This week’s ICYMI is this analysis by Ronald Brownstein about diversity, an important read.

Photo by Rux Centea on Unsplash

Corporate Diversity, ThePowerofAll, Latino Startups, TimesUp/Advertising and more

He who controls the budget controls the output –  Antonio Lucio, Chief Marketing & Communications Officer, HP. This is a must watch interview talking about his leadership in diversity.

This is probably one of the most talked about diversity stories this week:“It’s Up to White Men to Improve Tech’s Diversity, Says Uber Exec Bozoma Saint John.” I have to agree. Other recommended reading this week includes this from the Wall Street Journal titled “Small Changes Can Increase Corporate Diversity,” this one titled “Why Diverse Marketing Teams Possess A Competitive Edge,” and this one about Goldman Sachs Group plans to increase gender diversity.

Last week the Latino Donor Collaborative launched a month-long campaign to make sure that accurate facts about the contributions of Hispanics are being used – who would have thought that in 2018 this would be needed? Having worked at Univision for many years I know how difficult it can be to 1) get covered by general media (I actually had one reporter tell me he was not writing any more about Univision after one story because he had met his “quota” for the year);  2) that we are not seen as a niche, in many places we are actually the majority; and 3) that we are not monolithic, we are a diverse community. Yet there is still so much work to be done to change misconceptions and that is why this campaign is important. Congratulations to the Latino Donor Collaborative and Ana Valdez for a great initiative – a first, of its kind.

Staying on the Latino theme, here is this important read from Giovanni Rodriguez, “Stanford Study: Latino Startups Are Growing in Numbers But Are Unbanked.” This line caught my attention: “Latina business owners, many of whom perceive themselves as ‘not qualified’ to receive funding from financial institutions compared to men, even when holding firm size constant.” Something we need to address.

This week we also saw the release of the second annual 50 Most Powerful Latina women in corporate America from The Association of Latino Professionals for America (ALPFA) and published in Fortune. Get to know these amazing leaders, tap them as speakers, for boards and as mentors!

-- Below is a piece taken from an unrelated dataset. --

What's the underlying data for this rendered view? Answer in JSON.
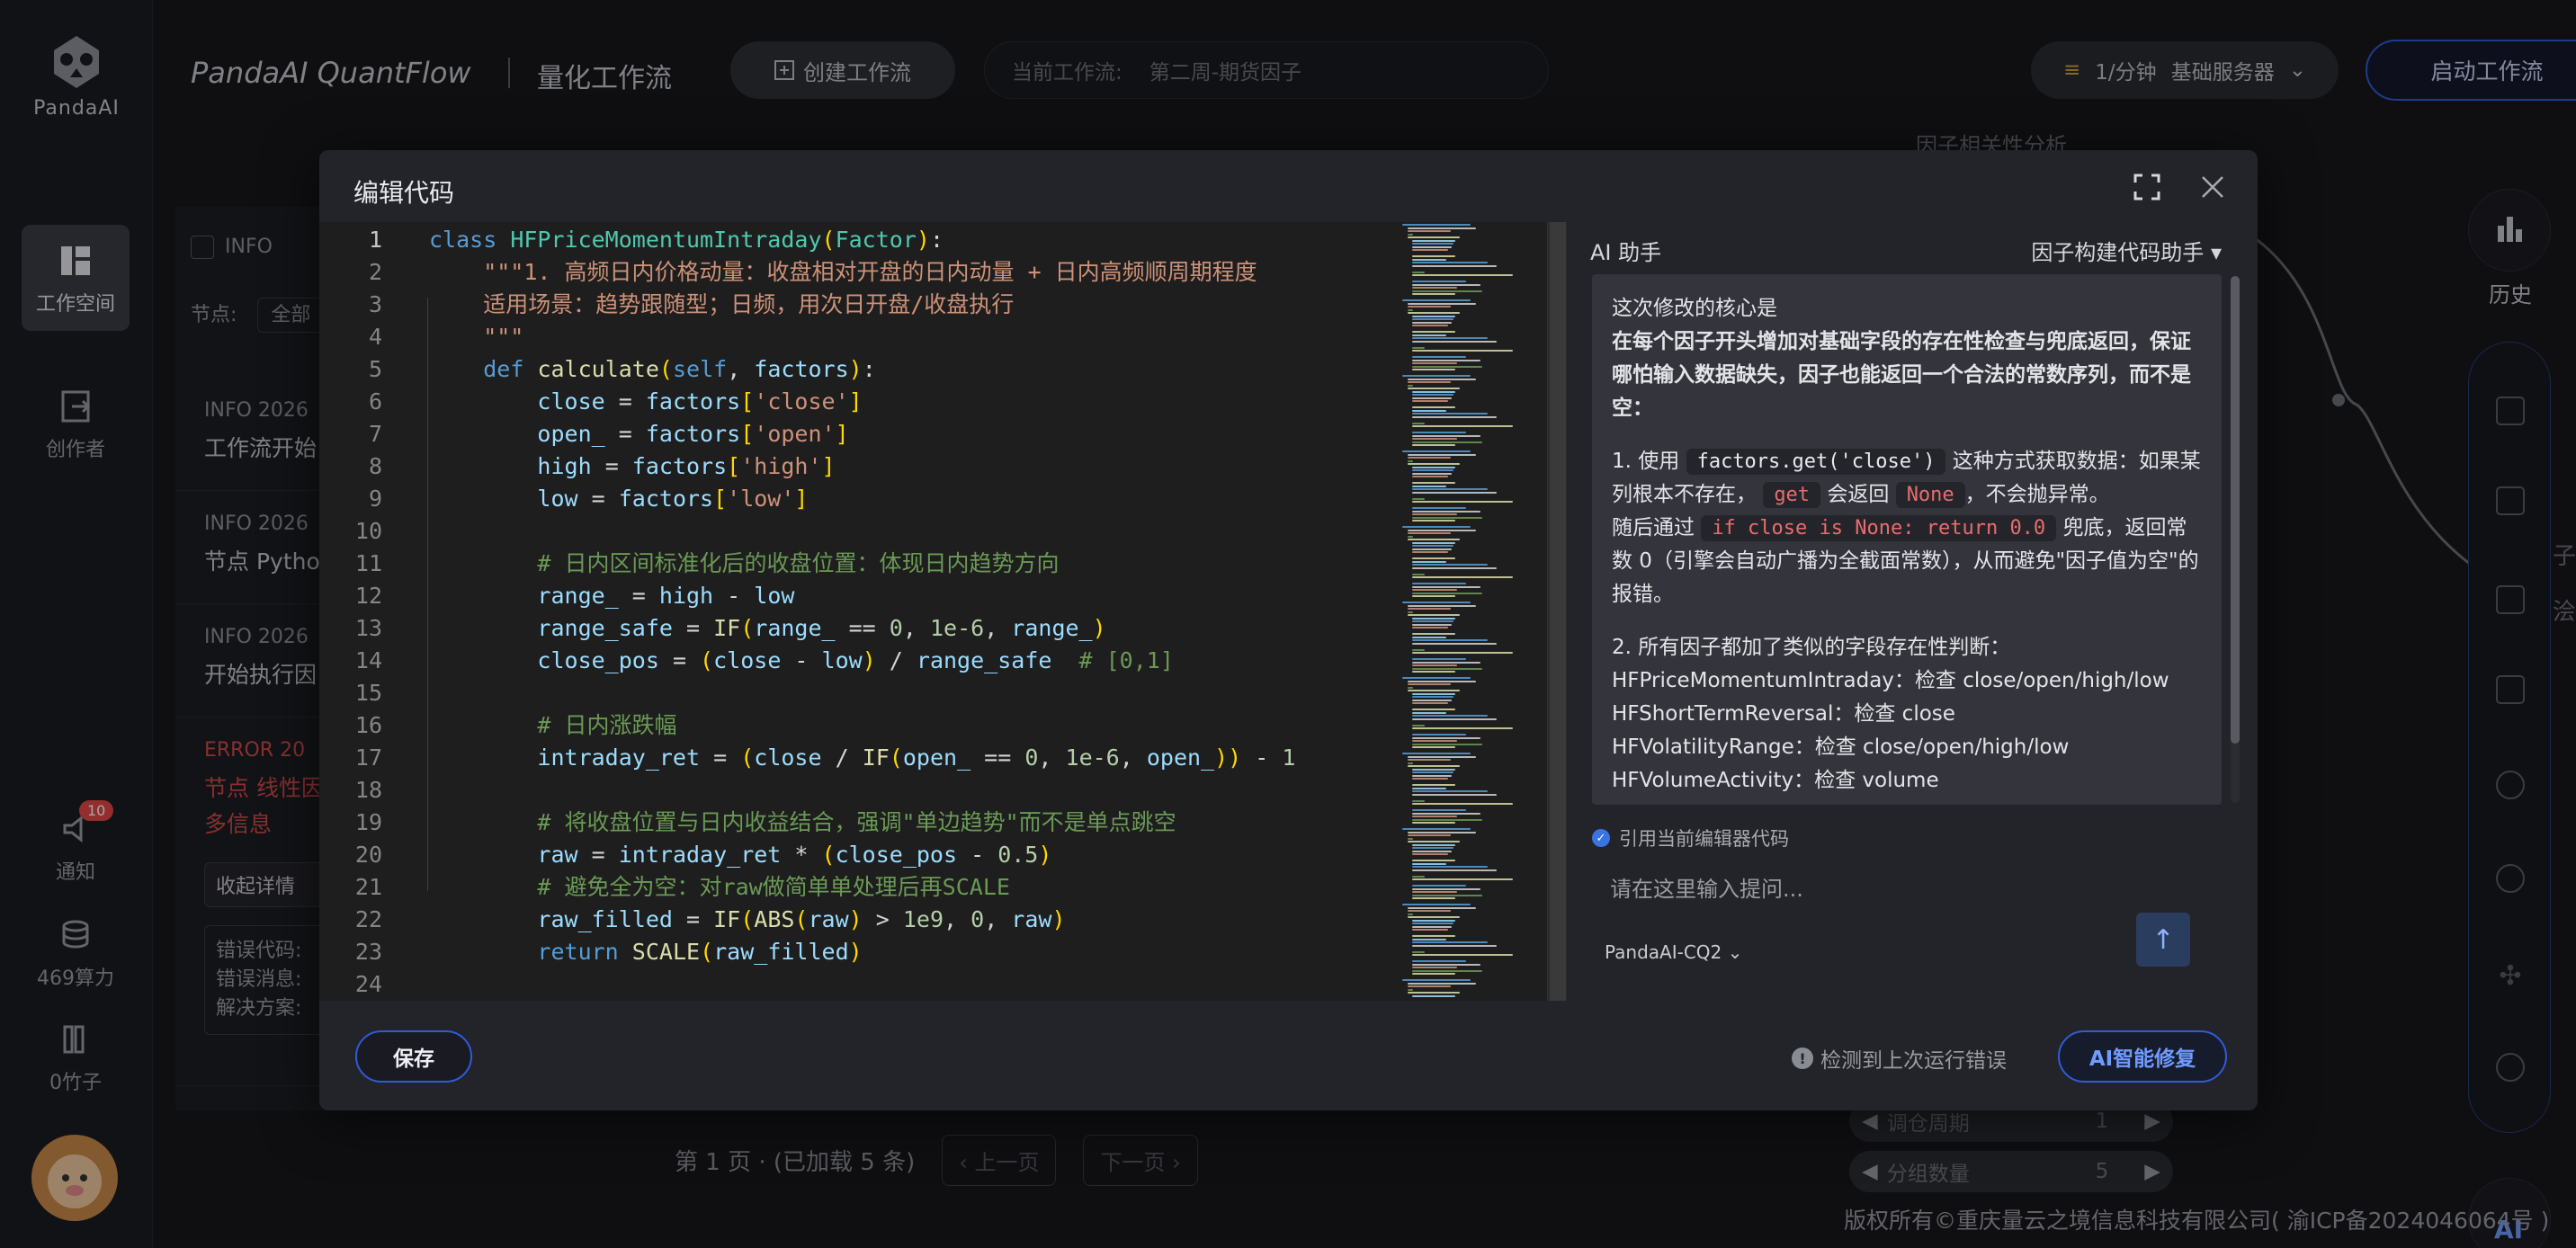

Another announcement this week that I am following is how women advertising leaders are partnering with Time’s Up – read more here. Also, remember how CES missed the mark with the keynote speakers? Seems Cannes Lions took a different approach and I must say the program looks fantastic.

This week’s ICYMI, here is Vogue Magazine’s profile on the women rebuilding Puerto Rico.

Photo by Jonathan Daniels on Unsplash